On Monday, June 7th, Columbus City Hall was drowned in orange light against the night sky. The orange, meant to symbolize lives lost to gun violence, appeared on the tail of National Gun Violence Awareness weekend.
Additionally, authorities have begun to brace themselves for the weeks ahead: crime and violence is usually on an uptick for the summer months. And thus far, Columbus this year has seen hundreds more shootings than years past.
There is no agreement, nor is there yet a real answer, to how to bring down the amount of violence. Suggestions float abound for those who wish to carry firearms and enforce their Amendment rights, while others insist that taking away such tools prevents tragedies from happening.
Yet, even as debates fly, I believe an important point is being ignored; it is true that arguments of mental disruption exist for violent acts but there is something broader that should be addressed.
2021 has come hot on the heels after one of the most chaotic years globally, true. But the year past in the US especially has highlighted how much tension still remains between people. Unfairness and frustration cause people to lose their minds and thus begins more extreme actions than simply shouting or expressing anger: violence.

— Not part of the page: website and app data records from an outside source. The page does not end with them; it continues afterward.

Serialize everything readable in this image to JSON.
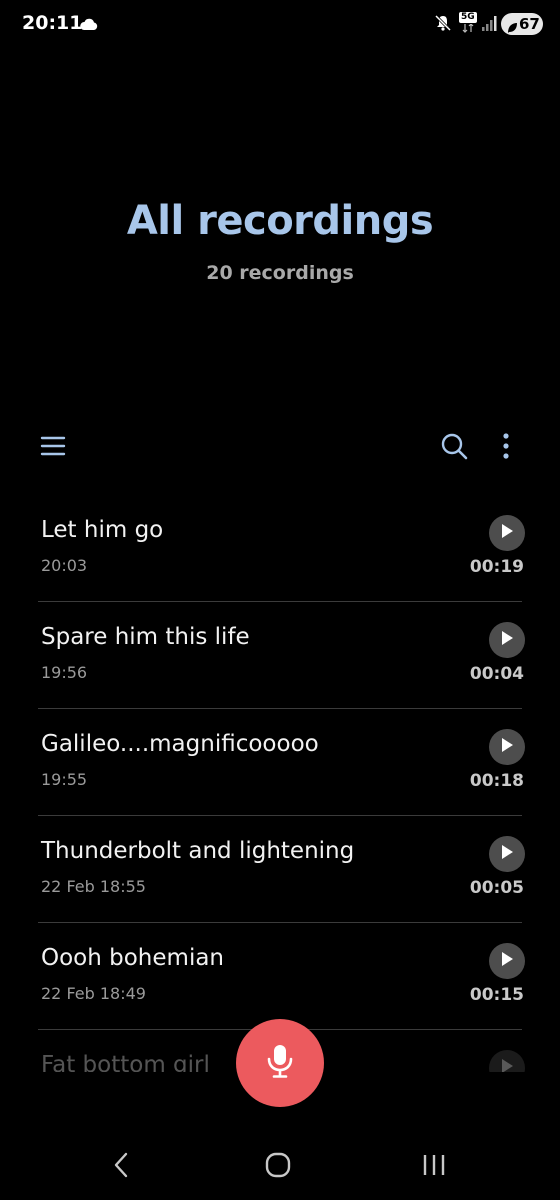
{
  "status_bar": {
    "time": "20:11",
    "network_label": "5G",
    "battery": "67",
    "icons": [
      "cloud-icon",
      "mute-icon",
      "signal-icon",
      "battery-icon"
    ]
  },
  "header": {
    "title": "All recordings",
    "subtitle": "20 recordings",
    "accent_color": "#a8c6ea"
  },
  "toolbar": {
    "icons": [
      "menu-icon",
      "search-icon",
      "more-options-icon"
    ]
  },
  "recordings": [
    {
      "title": "Let him go",
      "time": "20:03",
      "duration": "00:19"
    },
    {
      "title": "Spare him this life",
      "time": "19:56",
      "duration": "00:04"
    },
    {
      "title": "Galileo....magnificooooo",
      "time": "19:55",
      "duration": "00:18"
    },
    {
      "title": "Thunderbolt and lightening",
      "time": "22 Feb 18:55",
      "duration": "00:05"
    },
    {
      "title": "Oooh bohemian",
      "time": "22 Feb 18:49",
      "duration": "00:15"
    },
    {
      "title": "Fat bottom girl",
      "time": "",
      "duration": ""
    }
  ],
  "record_button": {
    "icon": "microphone-icon",
    "color": "#ec5a5e"
  },
  "nav_bar": {
    "icons": [
      "back-icon",
      "home-icon",
      "recents-icon"
    ]
  }
}
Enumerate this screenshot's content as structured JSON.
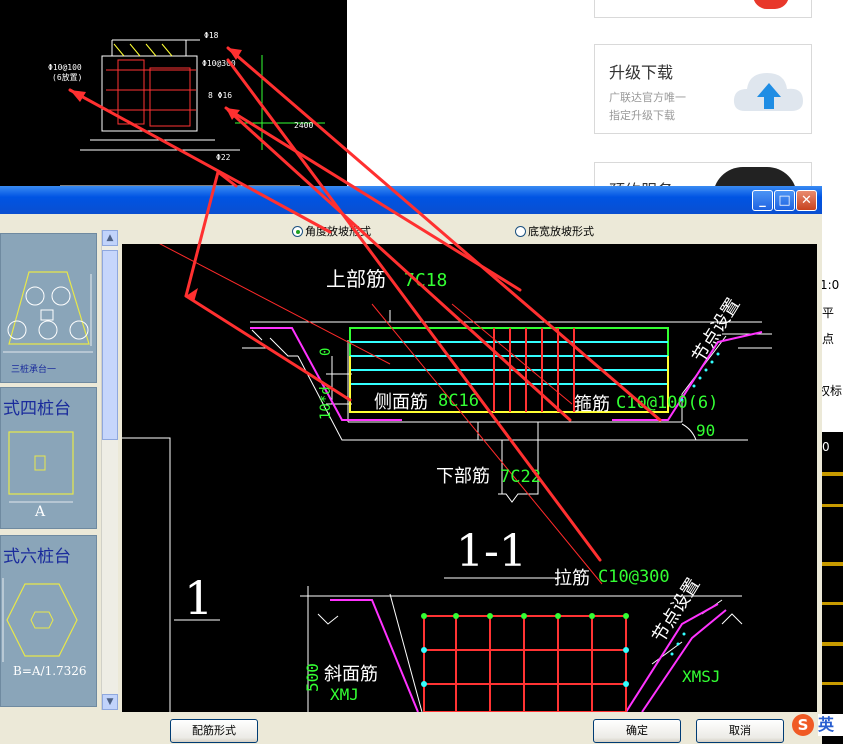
{
  "background_cad": {
    "labels": [
      "Φ10@100",
      "(6放置)",
      "Φ18",
      "Φ10@300",
      "8 Φ16",
      "Φ22",
      "2400"
    ]
  },
  "web_sidebar": {
    "upgrade_title": "升级下载",
    "upgrade_sub1": "广联达官方唯一",
    "upgrade_sub2": "指定升级下载",
    "service_title": "预约服务"
  },
  "dialog": {
    "titlebar_buttons": {
      "minimize": "_",
      "maximize": "□",
      "close": "✕"
    },
    "radio_angle": "角度放坡形式",
    "radio_width": "底宽放坡形式",
    "thumbnails": [
      {
        "caption": "三桩承台一",
        "title": ""
      },
      {
        "title": "式四桩台",
        "dim": "A"
      },
      {
        "title": "式六桩台",
        "dim": "B=A/1.7326"
      }
    ],
    "buttons": {
      "config": "配筋形式",
      "ok": "确定",
      "cancel": "取消"
    }
  },
  "drawing": {
    "top_bar_label": "上部筋",
    "top_bar_value": "7C18",
    "side_bar_label": "侧面筋",
    "side_bar_value": "8C16",
    "stirrup_label": "箍筋",
    "stirrup_value": "C10@100(6)",
    "bottom_bar_label": "下部筋",
    "bottom_bar_value": "7C22",
    "node_label": "节点设置",
    "angle": "90",
    "dim_zero": "0",
    "dim_10d": "10*d",
    "section_title": "1-1",
    "section_mark": "1",
    "tie_label": "拉筋",
    "tie_value": "C10@300",
    "slope_label": "斜面筋",
    "slope_code_left": "XMJ",
    "slope_code_right": "XMSJ",
    "dim_500": "500"
  },
  "right_app": {
    "labels": [
      "1:0",
      "平",
      "点",
      "权标",
      "0"
    ]
  },
  "taskbar": {
    "ime_logo": "S",
    "ime_mode": "英"
  },
  "colors": {
    "xp_blue": "#0054e3",
    "cad_bg": "#000000",
    "annotation_red": "#ff2a2a",
    "rebar_green": "#33ff33",
    "rebar_cyan": "#33ffff",
    "rebar_yellow": "#ffff33",
    "rebar_red": "#ff3333",
    "slope_magenta": "#ff33ff"
  }
}
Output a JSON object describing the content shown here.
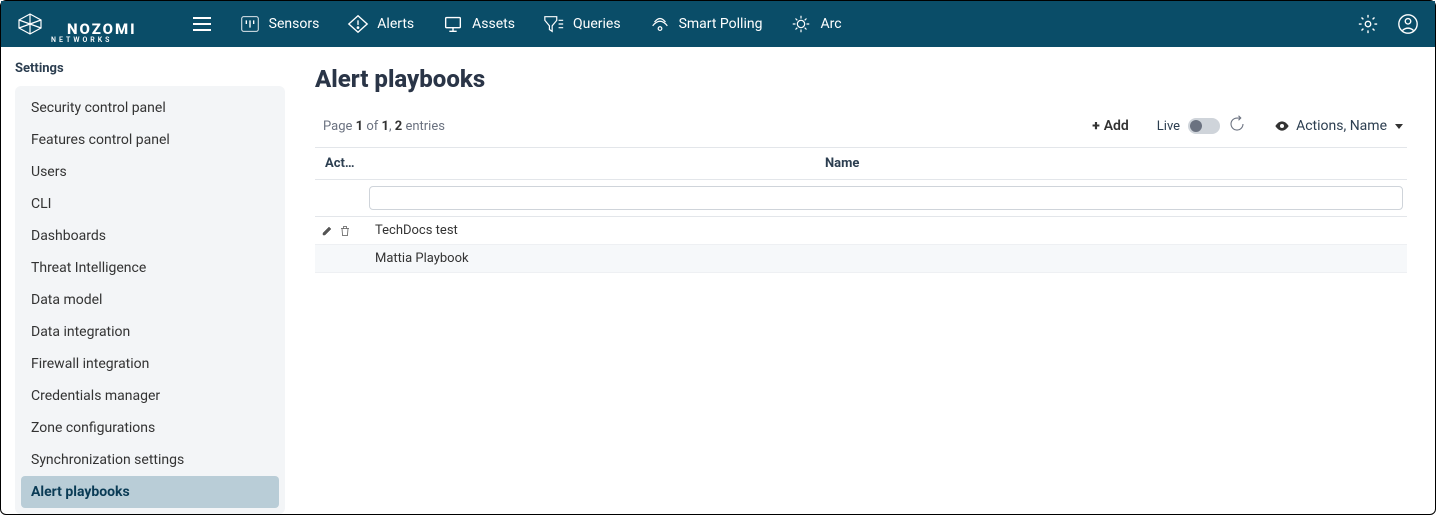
{
  "brand": {
    "name": "NOZOMI",
    "subtitle": "NETWORKS"
  },
  "nav": {
    "items": [
      {
        "label": "Sensors"
      },
      {
        "label": "Alerts"
      },
      {
        "label": "Assets"
      },
      {
        "label": "Queries"
      },
      {
        "label": "Smart Polling"
      },
      {
        "label": "Arc"
      }
    ]
  },
  "sidebar": {
    "title": "Settings",
    "items": [
      {
        "label": "Security control panel"
      },
      {
        "label": "Features control panel"
      },
      {
        "label": "Users"
      },
      {
        "label": "CLI"
      },
      {
        "label": "Dashboards"
      },
      {
        "label": "Threat Intelligence"
      },
      {
        "label": "Data model"
      },
      {
        "label": "Data integration"
      },
      {
        "label": "Firewall integration"
      },
      {
        "label": "Credentials manager"
      },
      {
        "label": "Zone configurations"
      },
      {
        "label": "Synchronization settings"
      },
      {
        "label": "Alert playbooks"
      }
    ],
    "active_index": 12
  },
  "main": {
    "title": "Alert playbooks",
    "page_info": {
      "prefix": "Page ",
      "page": "1",
      "of": " of ",
      "total_pages": "1",
      "sep": ", ",
      "entries": "2",
      "suffix": " entries"
    },
    "toolbar": {
      "add_label": "Add",
      "live_label": "Live",
      "columns_label": "Actions, Name"
    },
    "table": {
      "headers": {
        "actions": "Acti...",
        "name": "Name"
      },
      "filter": {
        "name_value": ""
      },
      "rows": [
        {
          "name": "TechDocs test",
          "show_actions": true
        },
        {
          "name": "Mattia Playbook",
          "show_actions": false
        }
      ]
    }
  }
}
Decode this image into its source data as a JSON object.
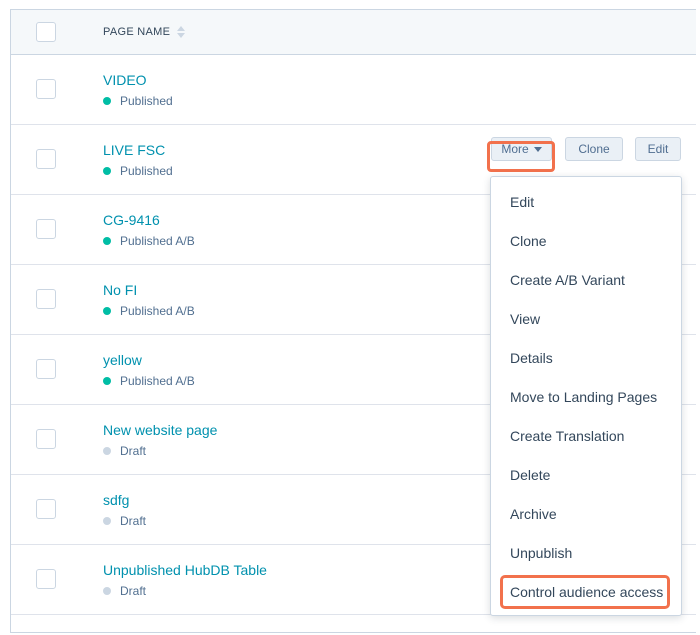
{
  "header": {
    "column_label": "PAGE NAME"
  },
  "rows": [
    {
      "name": "VIDEO",
      "status": "Published",
      "status_color": "#00bda5"
    },
    {
      "name": "LIVE FSC",
      "status": "Published",
      "status_color": "#00bda5"
    },
    {
      "name": "CG-9416",
      "status": "Published A/B",
      "status_color": "#00bda5"
    },
    {
      "name": "No FI",
      "status": "Published A/B",
      "status_color": "#00bda5"
    },
    {
      "name": "yellow",
      "status": "Published A/B",
      "status_color": "#00bda5"
    },
    {
      "name": "New website page",
      "status": "Draft",
      "status_color": "#cbd6e2"
    },
    {
      "name": "sdfg",
      "status": "Draft",
      "status_color": "#cbd6e2"
    },
    {
      "name": "Unpublished HubDB Table",
      "status": "Draft",
      "status_color": "#cbd6e2"
    }
  ],
  "row_actions": {
    "more_label": "More",
    "clone_label": "Clone",
    "edit_label": "Edit"
  },
  "menu": {
    "items": [
      "Edit",
      "Clone",
      "Create A/B Variant",
      "View",
      "Details",
      "Move to Landing Pages",
      "Create Translation",
      "Delete",
      "Archive",
      "Unpublish",
      "Control audience access"
    ],
    "highlighted_item": "Control audience access",
    "highlight_color": "#f2714c"
  },
  "colors": {
    "link": "#0091ae",
    "published": "#00bda5",
    "draft": "#cbd6e2",
    "border": "#cbd6e2"
  }
}
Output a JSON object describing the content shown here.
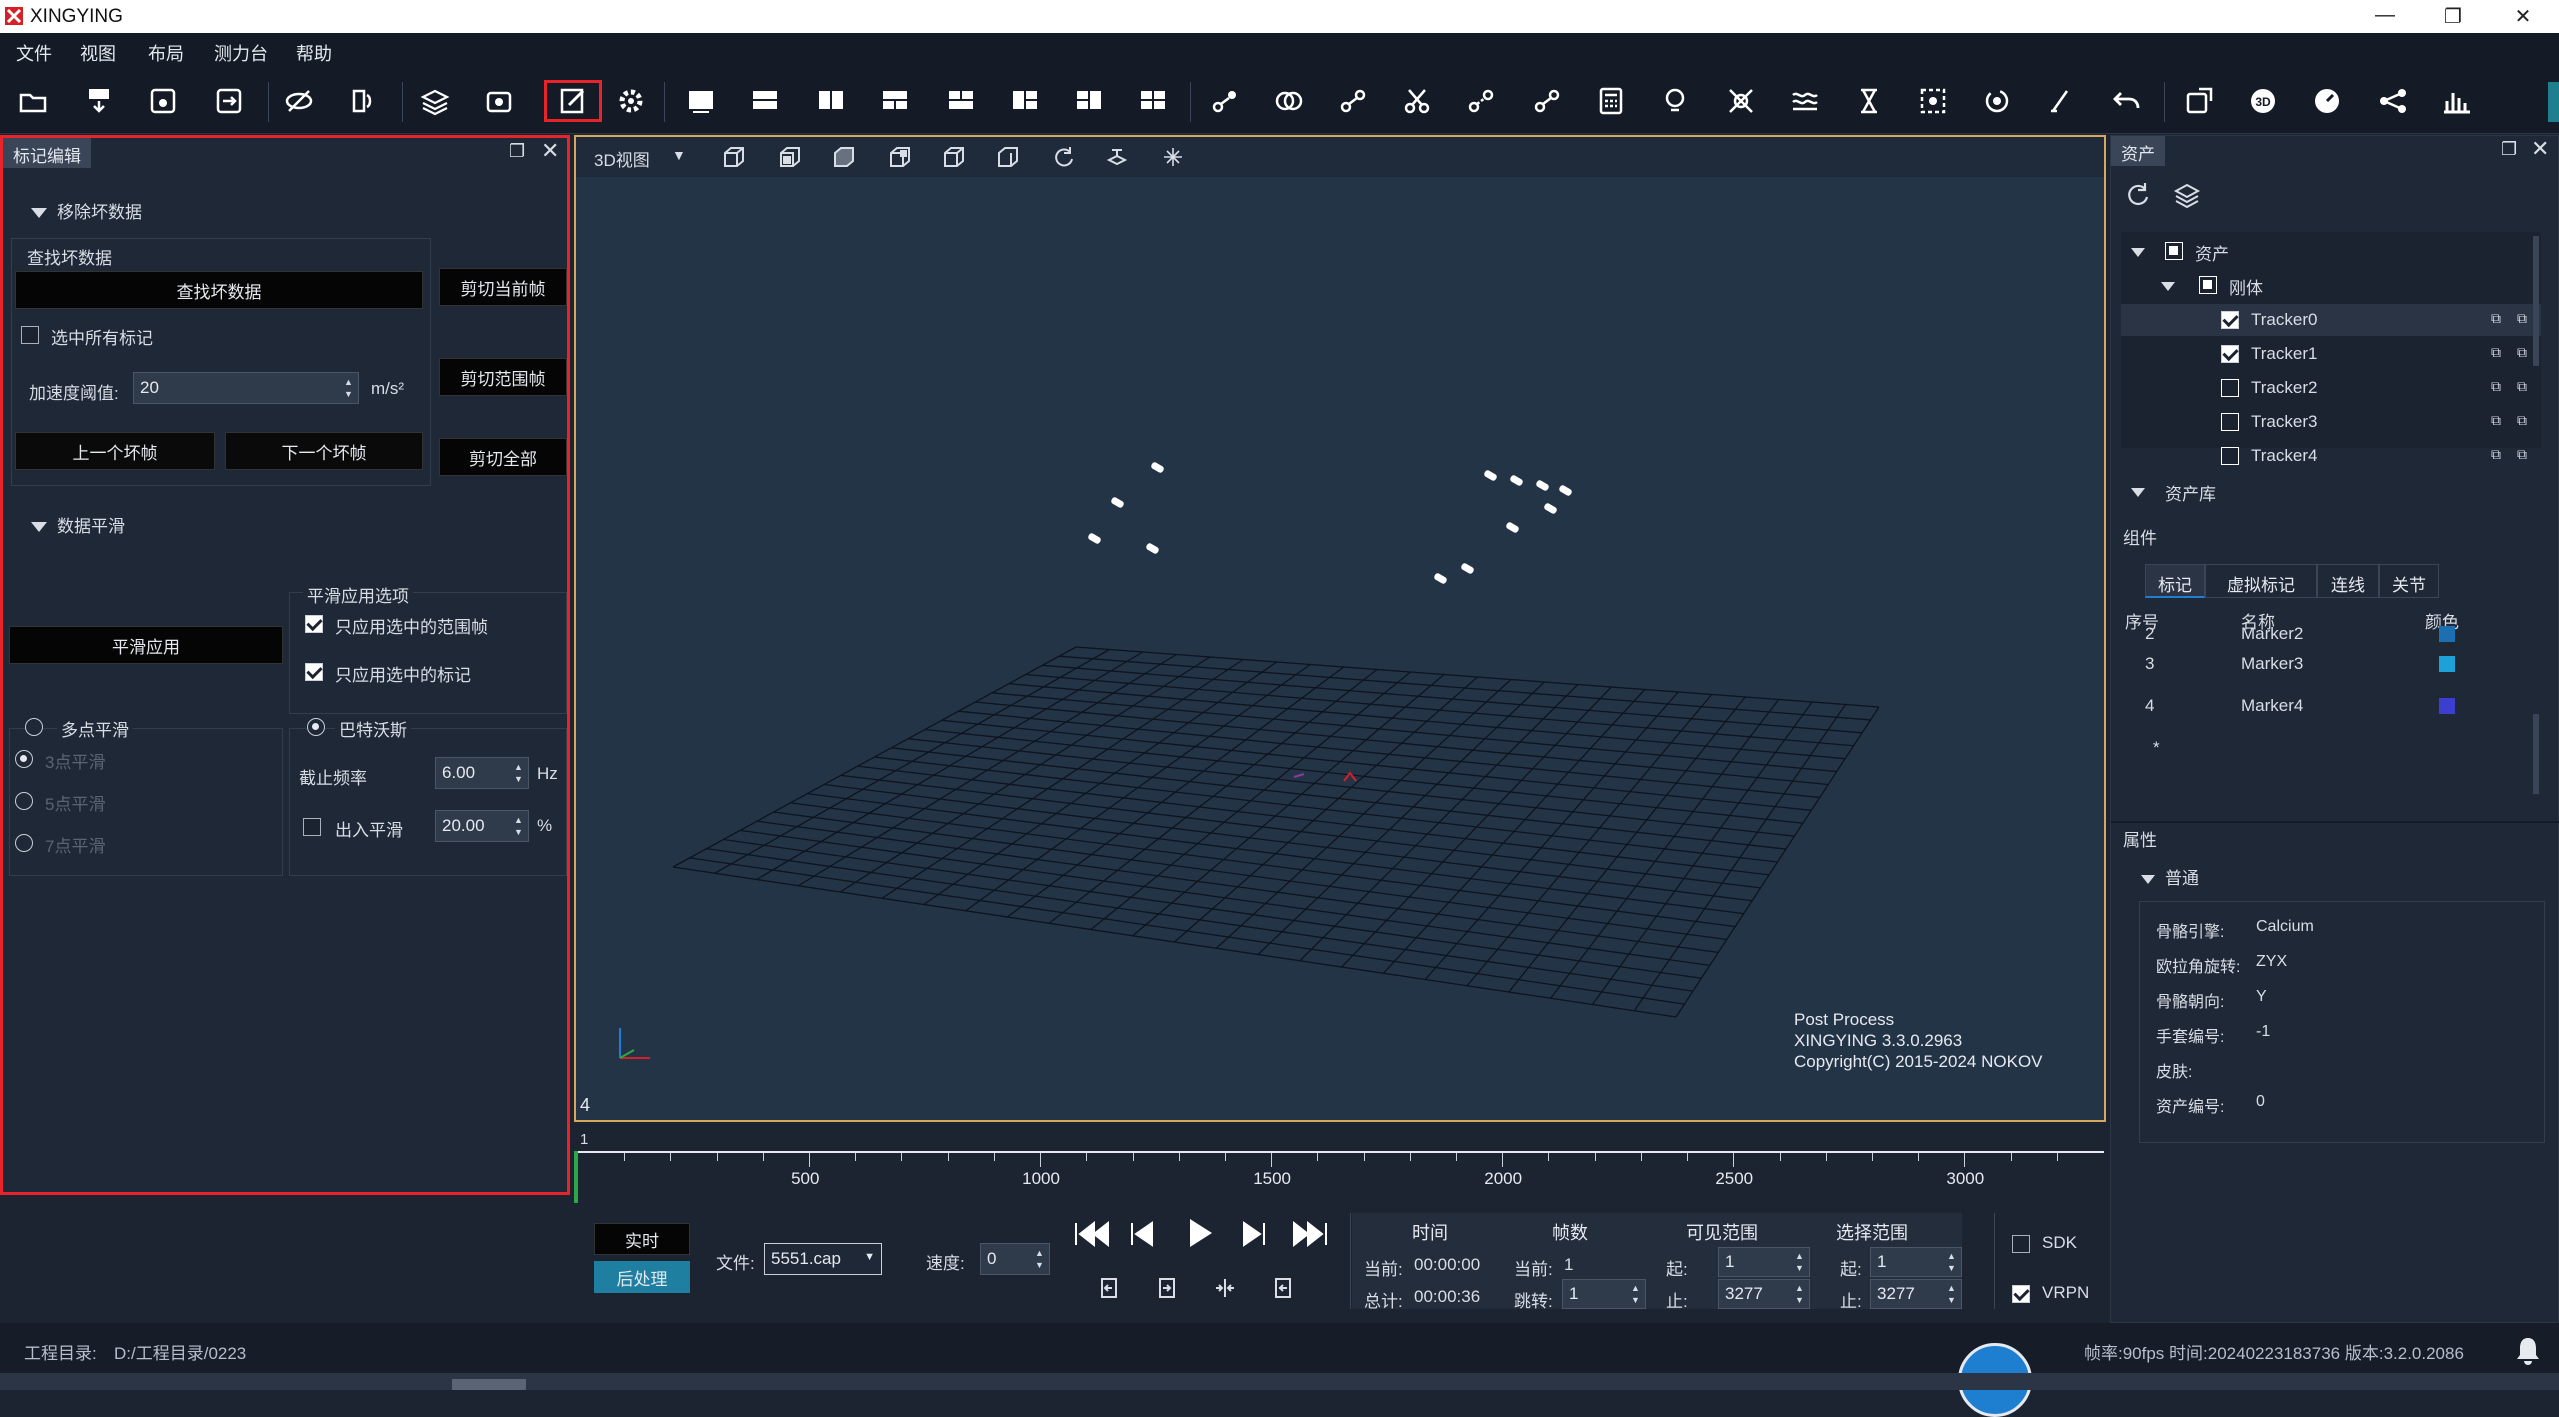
{
  "window": {
    "title": "XINGYING",
    "minimize": "—",
    "restore": "❐",
    "close": "✕"
  },
  "menu": [
    "文件",
    "视图",
    "布局",
    "测力台",
    "帮助"
  ],
  "colors": {
    "highlight": "#e8232a",
    "accent_blue": "#1e7fd0",
    "bg": "#1c2431"
  },
  "left_panel": {
    "tab": "标记编辑",
    "remove_bad": {
      "header": "移除坏数据",
      "group": "查找坏数据",
      "find_btn": "查找坏数据",
      "select_all": "选中所有标记",
      "accel_label": "加速度阈值:",
      "accel_value": "20",
      "accel_unit": "m/s²",
      "prev_btn": "上一个坏帧",
      "next_btn": "下一个坏帧",
      "cut_current": "剪切当前帧",
      "cut_range": "剪切范围帧",
      "cut_all": "剪切全部"
    },
    "smooth": {
      "header": "数据平滑",
      "options_title": "平滑应用选项",
      "opt_range": "只应用选中的范围帧",
      "opt_markers": "只应用选中的标记",
      "apply_btn": "平滑应用",
      "multipoint": "多点平滑",
      "p3": "3点平滑",
      "p5": "5点平滑",
      "p7": "7点平滑",
      "butterworth": "巴特沃斯",
      "cutoff_label": "截止频率",
      "cutoff_value": "6.00",
      "cutoff_unit": "Hz",
      "inout_label": "出入平滑",
      "inout_value": "20.00",
      "inout_unit": "%"
    }
  },
  "view3d": {
    "mode": "3D视图",
    "frame_corner": "4",
    "overlay_1": "Post Process",
    "overlay_2": "XINGYING 3.3.0.2963",
    "overlay_3": "Copyright(C) 2015-2024 NOKOV"
  },
  "timeline": {
    "start": "1",
    "ticks": [
      "500",
      "1000",
      "1500",
      "2000",
      "2500",
      "3000"
    ]
  },
  "playback": {
    "realtime": "实时",
    "post": "后处理",
    "file_label": "文件:",
    "file_value": "5551.cap",
    "speed_label": "速度:",
    "speed_value": "0",
    "time_hdr": "时间",
    "frame_hdr": "帧数",
    "visible_hdr": "可见范围",
    "select_hdr": "选择范围",
    "cur_time_label": "当前:",
    "cur_time": "00:00:00",
    "total_label": "总计:",
    "total_time": "00:00:36",
    "cur_frame_label": "当前:",
    "cur_frame": "1",
    "jump_label": "跳转:",
    "jump_value": "1",
    "start_label": "起:",
    "end_label": "止:",
    "vis_start": "1",
    "vis_end": "3277",
    "sel_start": "1",
    "sel_end": "3277",
    "sdk": "SDK",
    "vrpn": "VRPN"
  },
  "right_panel": {
    "tab": "资产",
    "tree": {
      "root": "资产",
      "rigid": "刚体",
      "trackers": [
        {
          "name": "Tracker0",
          "checked": true
        },
        {
          "name": "Tracker1",
          "checked": true
        },
        {
          "name": "Tracker2",
          "checked": false
        },
        {
          "name": "Tracker3",
          "checked": false
        },
        {
          "name": "Tracker4",
          "checked": false
        }
      ],
      "library": "资产库"
    },
    "components_label": "组件",
    "comp_tabs": [
      "标记",
      "虚拟标记",
      "连线",
      "关节"
    ],
    "table_headers": [
      "序号",
      "名称",
      "颜色"
    ],
    "rows": [
      {
        "idx": "2",
        "name": "Marker2",
        "color": "#1c6fb0"
      },
      {
        "idx": "3",
        "name": "Marker3",
        "color": "#1ea0d8"
      },
      {
        "idx": "4",
        "name": "Marker4",
        "color": "#3a3fd0"
      }
    ],
    "row_star": "*",
    "props_label": "属性",
    "general": "普通",
    "props": [
      {
        "k": "骨骼引擎:",
        "v": "Calcium"
      },
      {
        "k": "欧拉角旋转:",
        "v": "ZYX"
      },
      {
        "k": "骨骼朝向:",
        "v": "Y"
      },
      {
        "k": "手套编号:",
        "v": "-1"
      },
      {
        "k": "皮肤:",
        "v": ""
      },
      {
        "k": "资产编号:",
        "v": "0"
      }
    ]
  },
  "status": {
    "project_label": "工程目录:",
    "project_path": "D:/工程目录/0223",
    "info": "帧率:90fps 时间:20240223183736 版本:3.2.0.2086"
  }
}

As a child, I heard often the stories left and right detailing all kinds of gun violence: Sandy Hook, Columbine, and of course plenty in the mixed basket of the previous few years. But beyond the obviously “deranged” state of the people causing these tragedies comes something deeper, and that is the real emotion.
A recent shooting that occurred in Pennsylvania from the past year spoke of a man who pulled an AK-47 on authorities after being chased from a cigar store for the most mundane of reasons: refusing to wear a mask. Obviously, the political undertones of wearing a mask are deeply explored.
But what did not come to light until after the gunman was injured was a more heavy tale: he had just lost his job and custody of his son. It’s hard to imagine myself or anyone in the exact same shoes as this man, but I very much feel the raw anger that comes behind losing a job and the ability to see your own flesh and blood.
Life, obviously, is never fair. It’s not possible to prevent every single thing that will make us throw a chair in frustration, or cry our eyes out. But as the answer to preventing violence continues to be searched for, and Columbus City Hall continues to be bathed in orange light, it’s important to always remember that behind every knife or gun is a person no longer capable of handling their anger. This is the real meaning of awareness.